STORYLINE
The Deputy-Director of the Food and Agricultural Organization said by safeguarding Globally Important Agricultural Heritage Systems (GIAHS) the international community was also responding to “the world’s greatest challenges: climate change, depleting natural resources, urbanization, change in diets, and lifestyles.”

Speaking at the GIAHS International Forum in Rome today (19 Apr), Maria Helena Semedo said the number of GIAHS sites speaks for the success of the network. FAO’s global agricultural heritage network now comprises 50 remarkable landscapes in 20 countries.

The GIAHS programme highlights unique ways that rural communities have over generations forged to foster food security, viable livelihoods, resilient ecosystems and high levels of biodiversity, all while enhancing natural beauty.

SOUNDBITE (English) Maria Helena Semedo, Deputy-Director, Food and Agricultural Organization (FAO):
“GIAHS sites are unique examples of a harmonious relationship between humans and agricultural systems. More important, farmers have a leading role in conserving and promoting biodiversity, traditional knowledge and landscapes. They are not about a nostalgic past, but offer solutions for the present and the future.”

The GIAHS Forum brought together policymakers, representatives from GIAHS sites, country delegates, international experts and FAO staff as well as relevant international organizations to discuss and exchange the experiences gained and lessons learned through GIAHS application, implementation of action plans for dynamic conservation and to consider future perspectives of the GIAHS Programme.

Chinese Vice-Minister of Agriculture Zhang Taolin said his Government was actively implementing practices to “continuously expand the multifunctionality of agriculture by formulating conservation plans, implementing development projects, carrying out farmer training, experimenting with ecological compensation, building beautiful countryside, and developing leisure agriculture, explore the path of protection and development of agricultural cultural heritage in the context of modern agriculture, and ensure the coordinated promotion of heritage protection, cultural heritage, eco-environmental protection, and economic development.”
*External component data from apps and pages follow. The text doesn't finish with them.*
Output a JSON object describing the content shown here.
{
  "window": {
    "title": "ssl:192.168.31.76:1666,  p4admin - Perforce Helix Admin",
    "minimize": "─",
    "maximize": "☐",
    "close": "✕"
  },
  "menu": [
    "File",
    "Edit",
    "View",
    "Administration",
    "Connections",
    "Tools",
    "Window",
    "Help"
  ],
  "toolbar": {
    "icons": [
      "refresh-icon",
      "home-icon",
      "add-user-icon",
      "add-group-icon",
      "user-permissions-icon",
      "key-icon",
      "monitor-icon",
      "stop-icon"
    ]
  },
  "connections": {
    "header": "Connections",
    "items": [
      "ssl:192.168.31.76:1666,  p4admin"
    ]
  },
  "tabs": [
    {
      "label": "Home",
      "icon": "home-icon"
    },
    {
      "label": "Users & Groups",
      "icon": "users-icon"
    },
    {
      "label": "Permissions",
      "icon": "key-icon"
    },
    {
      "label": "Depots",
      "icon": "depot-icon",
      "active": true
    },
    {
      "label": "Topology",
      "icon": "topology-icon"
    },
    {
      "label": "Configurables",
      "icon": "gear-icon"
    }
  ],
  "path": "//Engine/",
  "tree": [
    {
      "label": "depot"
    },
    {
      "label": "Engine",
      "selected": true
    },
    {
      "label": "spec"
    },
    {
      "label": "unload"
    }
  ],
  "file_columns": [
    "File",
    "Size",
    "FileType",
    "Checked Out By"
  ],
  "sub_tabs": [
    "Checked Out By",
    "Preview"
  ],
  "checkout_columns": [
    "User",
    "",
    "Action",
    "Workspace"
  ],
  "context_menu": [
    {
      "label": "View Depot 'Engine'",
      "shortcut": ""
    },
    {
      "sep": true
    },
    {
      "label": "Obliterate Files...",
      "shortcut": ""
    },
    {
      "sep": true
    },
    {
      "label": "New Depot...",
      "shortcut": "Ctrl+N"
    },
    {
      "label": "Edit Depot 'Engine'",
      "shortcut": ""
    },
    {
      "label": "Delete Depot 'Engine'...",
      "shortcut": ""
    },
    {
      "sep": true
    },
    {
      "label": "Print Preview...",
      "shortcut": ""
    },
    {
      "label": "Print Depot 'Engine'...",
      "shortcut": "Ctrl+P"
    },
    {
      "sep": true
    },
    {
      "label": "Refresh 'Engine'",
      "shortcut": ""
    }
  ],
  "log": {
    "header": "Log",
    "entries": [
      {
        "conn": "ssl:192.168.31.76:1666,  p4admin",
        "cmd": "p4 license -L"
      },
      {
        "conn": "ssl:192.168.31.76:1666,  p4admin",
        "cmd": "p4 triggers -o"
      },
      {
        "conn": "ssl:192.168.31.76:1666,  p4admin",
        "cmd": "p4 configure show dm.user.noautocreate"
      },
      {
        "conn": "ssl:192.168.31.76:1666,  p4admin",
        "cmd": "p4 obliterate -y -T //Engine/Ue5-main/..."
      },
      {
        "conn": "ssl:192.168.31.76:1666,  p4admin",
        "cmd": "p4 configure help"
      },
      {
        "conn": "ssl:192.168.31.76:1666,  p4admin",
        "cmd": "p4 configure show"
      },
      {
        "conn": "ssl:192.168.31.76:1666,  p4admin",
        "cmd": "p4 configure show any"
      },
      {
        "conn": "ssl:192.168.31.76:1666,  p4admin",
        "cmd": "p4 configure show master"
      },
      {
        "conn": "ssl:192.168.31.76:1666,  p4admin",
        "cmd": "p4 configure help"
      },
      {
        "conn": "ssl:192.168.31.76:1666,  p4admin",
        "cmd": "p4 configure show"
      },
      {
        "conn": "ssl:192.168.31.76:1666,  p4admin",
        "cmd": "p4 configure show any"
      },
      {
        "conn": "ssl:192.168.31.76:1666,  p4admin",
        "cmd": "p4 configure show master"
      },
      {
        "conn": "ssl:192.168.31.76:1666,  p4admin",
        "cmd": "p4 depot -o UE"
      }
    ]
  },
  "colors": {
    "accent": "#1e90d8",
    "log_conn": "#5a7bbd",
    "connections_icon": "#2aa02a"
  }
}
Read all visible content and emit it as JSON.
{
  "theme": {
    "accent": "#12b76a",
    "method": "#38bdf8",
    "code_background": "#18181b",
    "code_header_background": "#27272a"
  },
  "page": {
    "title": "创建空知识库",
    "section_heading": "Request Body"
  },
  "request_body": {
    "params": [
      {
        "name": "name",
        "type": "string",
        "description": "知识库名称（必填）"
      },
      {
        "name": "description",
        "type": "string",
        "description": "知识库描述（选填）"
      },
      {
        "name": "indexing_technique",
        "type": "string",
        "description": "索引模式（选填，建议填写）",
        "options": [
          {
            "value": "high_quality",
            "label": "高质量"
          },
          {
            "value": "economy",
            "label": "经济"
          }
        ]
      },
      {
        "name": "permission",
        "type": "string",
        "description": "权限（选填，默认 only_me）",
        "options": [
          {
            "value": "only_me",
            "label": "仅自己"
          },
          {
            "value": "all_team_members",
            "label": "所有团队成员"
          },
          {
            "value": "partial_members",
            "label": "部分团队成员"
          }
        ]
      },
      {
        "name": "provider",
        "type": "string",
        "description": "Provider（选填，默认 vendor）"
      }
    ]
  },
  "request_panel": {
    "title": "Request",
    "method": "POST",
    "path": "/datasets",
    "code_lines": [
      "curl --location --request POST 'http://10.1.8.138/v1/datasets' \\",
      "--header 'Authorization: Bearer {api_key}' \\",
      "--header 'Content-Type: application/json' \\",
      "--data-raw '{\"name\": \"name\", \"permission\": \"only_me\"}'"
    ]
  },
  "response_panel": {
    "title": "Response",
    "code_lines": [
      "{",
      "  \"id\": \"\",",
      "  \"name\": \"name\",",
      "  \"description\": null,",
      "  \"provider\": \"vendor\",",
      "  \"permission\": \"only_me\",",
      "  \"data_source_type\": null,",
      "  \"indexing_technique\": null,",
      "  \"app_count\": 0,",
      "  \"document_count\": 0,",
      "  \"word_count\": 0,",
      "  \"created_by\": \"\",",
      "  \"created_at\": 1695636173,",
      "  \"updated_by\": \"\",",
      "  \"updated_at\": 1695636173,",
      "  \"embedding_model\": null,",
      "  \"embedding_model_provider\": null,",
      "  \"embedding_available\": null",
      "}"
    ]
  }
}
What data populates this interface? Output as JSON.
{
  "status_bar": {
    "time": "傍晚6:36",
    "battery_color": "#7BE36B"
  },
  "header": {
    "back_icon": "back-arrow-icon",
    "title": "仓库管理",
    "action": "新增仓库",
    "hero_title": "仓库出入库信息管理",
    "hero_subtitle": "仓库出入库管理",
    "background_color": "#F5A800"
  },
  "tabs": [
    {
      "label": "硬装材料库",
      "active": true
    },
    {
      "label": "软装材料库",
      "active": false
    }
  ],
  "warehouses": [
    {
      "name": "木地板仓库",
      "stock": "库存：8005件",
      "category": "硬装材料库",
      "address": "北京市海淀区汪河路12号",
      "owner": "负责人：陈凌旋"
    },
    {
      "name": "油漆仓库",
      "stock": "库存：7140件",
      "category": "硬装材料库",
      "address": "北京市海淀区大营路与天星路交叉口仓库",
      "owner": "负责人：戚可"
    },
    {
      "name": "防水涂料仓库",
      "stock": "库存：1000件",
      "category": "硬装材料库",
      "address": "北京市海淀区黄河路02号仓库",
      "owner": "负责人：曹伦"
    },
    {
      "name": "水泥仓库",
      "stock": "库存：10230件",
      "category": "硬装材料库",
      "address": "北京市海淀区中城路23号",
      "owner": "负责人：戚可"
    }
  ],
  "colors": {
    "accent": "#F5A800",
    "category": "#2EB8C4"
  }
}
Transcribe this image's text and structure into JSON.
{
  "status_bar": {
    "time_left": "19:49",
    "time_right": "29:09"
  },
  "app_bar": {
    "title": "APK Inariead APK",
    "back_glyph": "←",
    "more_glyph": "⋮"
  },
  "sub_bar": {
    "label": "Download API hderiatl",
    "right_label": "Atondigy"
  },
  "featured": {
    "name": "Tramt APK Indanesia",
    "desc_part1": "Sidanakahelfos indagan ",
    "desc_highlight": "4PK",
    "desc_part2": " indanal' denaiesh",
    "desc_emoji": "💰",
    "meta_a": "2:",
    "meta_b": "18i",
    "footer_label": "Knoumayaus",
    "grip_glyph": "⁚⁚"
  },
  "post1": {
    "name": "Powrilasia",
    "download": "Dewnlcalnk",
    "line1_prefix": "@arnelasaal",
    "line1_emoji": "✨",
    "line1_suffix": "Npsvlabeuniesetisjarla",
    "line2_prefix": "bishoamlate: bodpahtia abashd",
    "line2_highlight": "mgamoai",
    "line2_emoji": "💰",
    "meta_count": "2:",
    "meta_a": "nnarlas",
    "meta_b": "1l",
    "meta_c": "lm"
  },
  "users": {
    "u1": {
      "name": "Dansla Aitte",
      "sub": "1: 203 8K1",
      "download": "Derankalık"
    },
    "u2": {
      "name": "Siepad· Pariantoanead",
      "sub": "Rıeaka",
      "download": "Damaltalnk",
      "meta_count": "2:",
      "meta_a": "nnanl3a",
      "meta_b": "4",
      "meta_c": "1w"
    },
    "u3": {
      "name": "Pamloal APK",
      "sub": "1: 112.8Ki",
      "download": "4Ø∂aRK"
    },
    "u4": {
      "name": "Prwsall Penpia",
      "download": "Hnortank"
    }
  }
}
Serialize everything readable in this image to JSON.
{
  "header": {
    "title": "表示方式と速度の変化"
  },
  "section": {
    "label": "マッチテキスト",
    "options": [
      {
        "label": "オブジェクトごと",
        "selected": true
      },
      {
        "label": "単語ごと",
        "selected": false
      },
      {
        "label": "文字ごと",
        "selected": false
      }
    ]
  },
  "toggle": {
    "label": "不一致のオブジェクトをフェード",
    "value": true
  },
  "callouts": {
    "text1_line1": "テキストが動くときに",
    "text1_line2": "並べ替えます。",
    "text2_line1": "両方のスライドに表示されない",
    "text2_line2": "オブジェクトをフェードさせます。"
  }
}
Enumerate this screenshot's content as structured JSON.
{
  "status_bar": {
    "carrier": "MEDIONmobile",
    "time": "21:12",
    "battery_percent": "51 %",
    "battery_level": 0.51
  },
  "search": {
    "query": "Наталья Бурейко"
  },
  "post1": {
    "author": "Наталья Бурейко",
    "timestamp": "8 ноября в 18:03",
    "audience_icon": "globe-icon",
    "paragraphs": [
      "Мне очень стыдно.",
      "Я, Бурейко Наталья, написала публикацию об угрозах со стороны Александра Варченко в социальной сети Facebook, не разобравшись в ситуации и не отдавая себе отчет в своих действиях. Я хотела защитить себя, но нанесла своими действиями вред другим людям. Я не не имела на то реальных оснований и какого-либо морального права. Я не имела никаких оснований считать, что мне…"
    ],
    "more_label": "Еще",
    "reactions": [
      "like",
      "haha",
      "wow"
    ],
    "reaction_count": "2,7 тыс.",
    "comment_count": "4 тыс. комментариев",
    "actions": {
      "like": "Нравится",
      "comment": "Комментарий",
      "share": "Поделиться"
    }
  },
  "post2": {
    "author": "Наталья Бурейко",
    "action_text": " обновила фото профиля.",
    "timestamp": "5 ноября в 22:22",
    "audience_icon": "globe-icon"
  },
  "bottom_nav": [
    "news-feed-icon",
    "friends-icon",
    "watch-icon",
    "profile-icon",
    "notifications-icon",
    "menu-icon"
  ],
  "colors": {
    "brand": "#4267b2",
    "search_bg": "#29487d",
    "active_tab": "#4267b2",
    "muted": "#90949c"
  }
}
Newly designated GIAHS sites proposed in 2016 also received awards in during the Forum.

FAO said the concept of Globally Important Agricultural Heritage Systems (GIAHS) is distinct from, and more complex than, a conventional heritage site or protected area. A GIAHS is a living, evolving system of human communities in an intricate relationship with their territory, cultural or agricultural landscape or biophysical and wider social environment. The humans and their livelihood activities have continually adapted to the potentials and constraints of the environment, and also shaped the landscape and the biological environment to different degrees. This has led to an accumulation of experience over generations, an increasing range and depth of their knowledge systems and generally, but not necessarily, a complex and diverse range of livelihood activities, often closely integrated.

FAO said the resilience of many GIAHS sites has been developed and adapted to cope with climatic variability and change, i.e. natural hazards, new technologies, and changing social and political situations, so as to ensure food and livelihood security and alleviate risk. The Organization said the wealth and breadth of accumulated knowledge and experience in the management and use of resources is a globally significant treasure that needs to be promoted and conserved and, at the same time, allowed to evolve.
Category
Topical Subjects
Source
Alternate Title
unifeed180419f